By Mike Pickford
Peterborough, Ontario — October 4, 2016 — The collision repair industry has come a long way over the past decade. So have the people that work within it. With technology continuing to evolve at an unforgiving rate, industry professionals are constantly being challenged to keep up with the times.
The idea is that the work they put in today will invariably pay off tomorrow. That’s the motto of many within the industry who are choosing to champion the use of digital colour matching technology.
AkzoNobel is leading the charge in promoting this relatively new form of technology. For decades the company has assisted body shops across the continent select their paint formulas by providing colour chip documents to test against the vehicles they’re working on. Back in the early 2000s the company realized, like many other things at the time, that there was potential to develop a digital program to take over from the more traditional format. And so the Automatchic system was born.
Working in place of the paint chips, AkzoNobel developed a device that is able to precisely measure and match the existing colour on vehicles.
Now well into its third generation after the recent release of the Automatchic Vision – an upgrade over the previous Automatchic 3 – AkzoNobel is pleased with the progress the program has made over the past ten years. Speaking to Collision Repair magazine, technical consultant with the company Brad Kruhlak noted that digital colour matching technology was gaining more of a foothold on the industry.
“AkzoNobel has a long history of investing in our digital colour matching systems. We realize that as technology improves, we also need to improve and we’re delighted with the response we’ve been getting from our customers regarding these cameras,” Kruhlak said. “They’ve been steadily growing in popularity in Canada and specifically the United States over the past 12 months.”
While the Automatchic Vision itself is the easy-to-handle system body shops can use to digitally analyze colour vehicles, it’s the Automatchic Smart Search software that provides the optimum matching colour formula database.
Since taking on the head painting role within his dad’s shop – Hak’s Auto Body in Yellowknife, NWT – over the past couple of years Senad Mujcin has been a big fan of AkzoNobel’s Automatchic technology.
“I know we’ve had this new technology and this new camera system for a while and while some of the people working in the shop were a little hesitant to use it, I kinda embraced it full on,” Mujcin told Collision Repair magazine. “Without going into too much detail, the camera has pretty much eliminated the need for all colour chip documentation at the shop.”
Not satisfied with simply using the system as designed, Mujcin went one step further in creating a colour library of his own.
“Whenever we get to the point where we’re wanting to use the camera, every single time we go in and get a colour description I make sure to input the last eight digits of the vehicle’s VIN number into the system alongside the colour codes… That way we’ve got information on file if a car comes back to the shop. We don’t have to go through the process again,” Mujcin said.
Having used the system extensively over the past 18 months, Mujcin said the advantages have been there for all to see and he encourages all those in the collision repair industry to give the new technology a chance.

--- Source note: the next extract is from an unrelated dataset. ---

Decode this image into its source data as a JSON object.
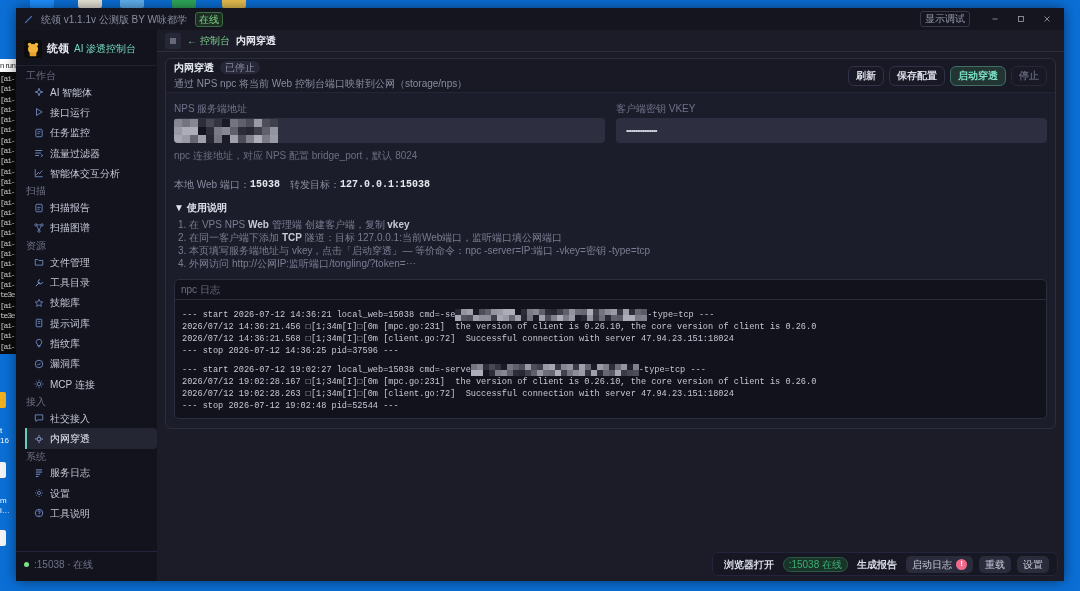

“We love the camera up here. It’s increased our efficiency, reduced the number of colour redoes we’ve had to perform tremendously and overall helped bring our paint usage numbers down,” Mujcin said. “The only downfall I can really see with this technology is trying to get people to buy into it. It’s like a lot of things really, it’s difficult trying to teach old dogs new tricks but once you have the right person that gets on it you really do start to see the benefits and advantages it brings.”
Having also used the Automatchic Vision program quite extensively at each of their two CARSTAR locations in Red Deer over the past year, brothers Brian and Darryl Hemstreet couldn’t speak highly enough about the product.
“I think the colours that we have to spray are getting harder and harder to match and this camera is a great way to utilize technology to make things a little easier,” Darryl said. “It’s helped our business by the way of eliminating variability and helping us to be more efficient in finding tough colours or colours we don’t have a variance for. Anytime we can utilize technology to make our lives easier, we need to do that.”
“The camera works very well. You’ve got to keep a bit of an open mind when you’re using it, but it has definitely helped us in the way that it identifies colours quickly. It’s user friendly and it does give us lots of information every time we use it,” Brian said. “Technologically speaking, this is the way our industry is going. It’s time to buy in and realize there are better ways of doing things out there.”
Kruhlak said he expects to see this recent shift towards using the new technology continue over the coming years, stating that AkzoNobel had a “definite plan” in place to completely phase out its colour chip service by 2020.
“There’s definitely going to be a time that the cameras completely take over from the colour chips, we’re already preparing for it. AkzoNobel has been building this database for the camera since 1993 so we have a long history with this thing,” Kruhlak said. “I think the biggest draw about these cameras is that it takes the guess work away from painters. One analogy I’ve always liked is that it’s kind of like comparing an old school camera to a digital camera. Everything is right there immediately with the digital camera, whereas the old camera there’s a long, drawn out process you have to follow. It’s all about saving time and saving money and we feel the digital colour matching system helps do just that.”
For more information on AkzoNobel’s Automatchic series, visit automatchic.com.